Los Angeles Family and Neighborhood Survey (L.A.FANS)

L.A.FANS (www.lasurvey.rand.org) was designed by Anne Pebley, Narayan Sastry (Michigan), and other CCPR affiliates to study both neighborhoods and individuals over time. The study is based on probability samples of 65 census tracts in Los Angeles County in 1999 and of the residents in these tracts. The innovative design allows researchers to study both residential mobility into and out of sampled tracts and the life course trajectories of individual respondents who resided in sampled tracts in 2000 regardless of whether they remain in the original tract or not. Data collection was completed for the first wave in 2000-2001 and for the second wave in 2006-2008. Data for both waves are available through ICPSR. In 2011, Robert Mare is planning to conduct a telephone interview with L.A. FANS respondents focusing on updating residential histories and the effects of the recession.

Union Army Veterans Data

Dora Costa has played a key role over the last two decades in the construction and dissemination of these data. The project has created public use samples of the life histories, from 1850 until death, of more than 49,000 white and 21,000 black Union Army soldiers, with sub-populations of special substantive interest such as POWs and large city dwellers, who can be linked to detailed GIS maps and ward-level information for several large cities.  These data permit researchers to examine how aging processes have changed for different generations and how the stresses of a harsh disease environment and of wartime experiences shape health over the life cycle (http://uadata.org).   Under the NIA P01 Early Indicators, Intergenerational Processes, and Aging (AG10120, PI: Costa), the sons and daughters of Union Army soldiers are being followed up to investigate the inter-generational transmission of socioeconomic status and longevity.

Latin American Mortality Database (LAMBdA)

lambdaThe Latin American Mortality Database (LAMBdA) project is led by Alberto Palloni in collaboration with CCPR affliate, Hiram Beltrán-Sánchez, and Guido Pinto-Aguirre. It was originally created to support the empirical study of the history of mortality trends in Latin American countries after independence.

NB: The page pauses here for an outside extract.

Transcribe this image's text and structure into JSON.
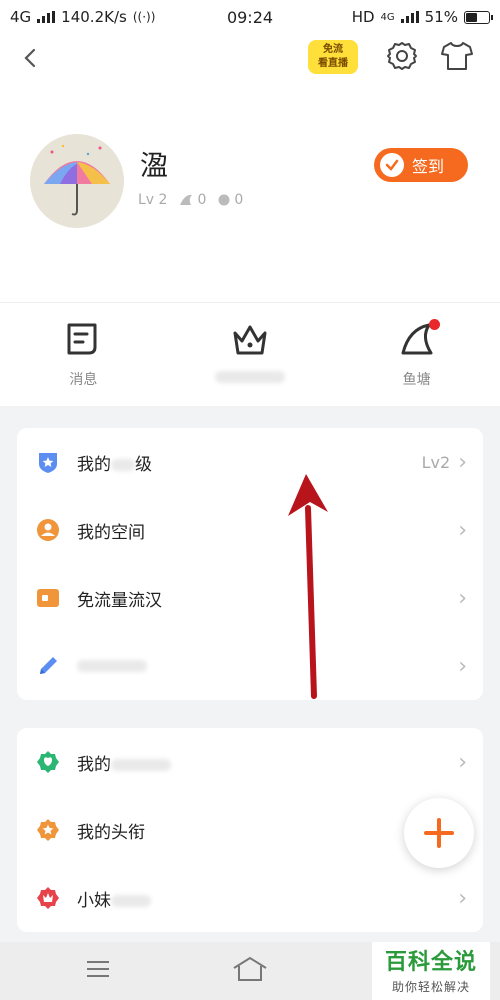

It now supports the study of very recent mortality trends and is particularly suited for the study of old age mortality during the post-WWII period. The database covers the interval between 1848 and 2014 and contains data on population censuses, age-specific total death counts, mortality rates, and life tables. Unlike other data on mortality, cause of death, and population counts, these data have undergone careful data quality evaluation and correction where necessary.  Thus, unlike vital registration data, they are of very high quality.

The Latin American Mortality Database is provided free of charge to all individuals who register to the site. The project is supported by research project grants from the National Institute on Aging and a Fogarty International Center award for Global Research Training in Population Health.

China Multigenerational Panel Dataset – Liaoning (CMGPD-LN) and Shuangcheng (CMGPD-SC)

These two data sets are multi-generational demographic databases, constructed by Cameron Campbell (HKUST), James Lee (Michigan), and colleagues, from historical Chinese household registers and genealogies. These databases support studies of interactions between social stratification, demographic behavior, and family organization within and across generations. The CMGPD-LN describes 260,000 individuals across 7 generations from 1749 to 1909. The CMGPD-SC follows more than 100,000 individuals and their families for only 4 generations, but provides records of landholding at several points in time. The CMGPD-LN and the CMGPD-SC are available via Interuniversity Consortium for Political and Social Research (ICPSR) (http://www.icpsr.umich.edu/icpsrweb/ICPSR/series/265).

Mexican Family Life Survey (MxFLS)

The MxFLS is the first nationally representative longitudinal survey with of the Mexican population. It is designed and implemented by CCPR non-resident affiliates Graciela Teruel (UIA-Mexico) and Luis Rubalcava (CIDE-Mexico) and former CCPR affiliates Duncan Thomas (Duke) and Elizabeth Frankenberg (Duke). MxFLS-1 was conducted in 2002, MxFLS-2 in 2005-2006 and MxFLS-3 in 2009-2011. A fourth wave is planned. MxFLS is particularly important because it tracks and interviews sample members regardless of where they move after baseline. It also collects a wealth of information on social, economic, health, and demographic issues. Thus, it is an excellent data set for study of Mexican migrants within Mexico and to the United States. The MxFLS-1 sample included 8,440 households and approximately 35,000 individuals in 150 communities throughout Mexico. More information is available at: http://www.ennvih-mxfls.org/.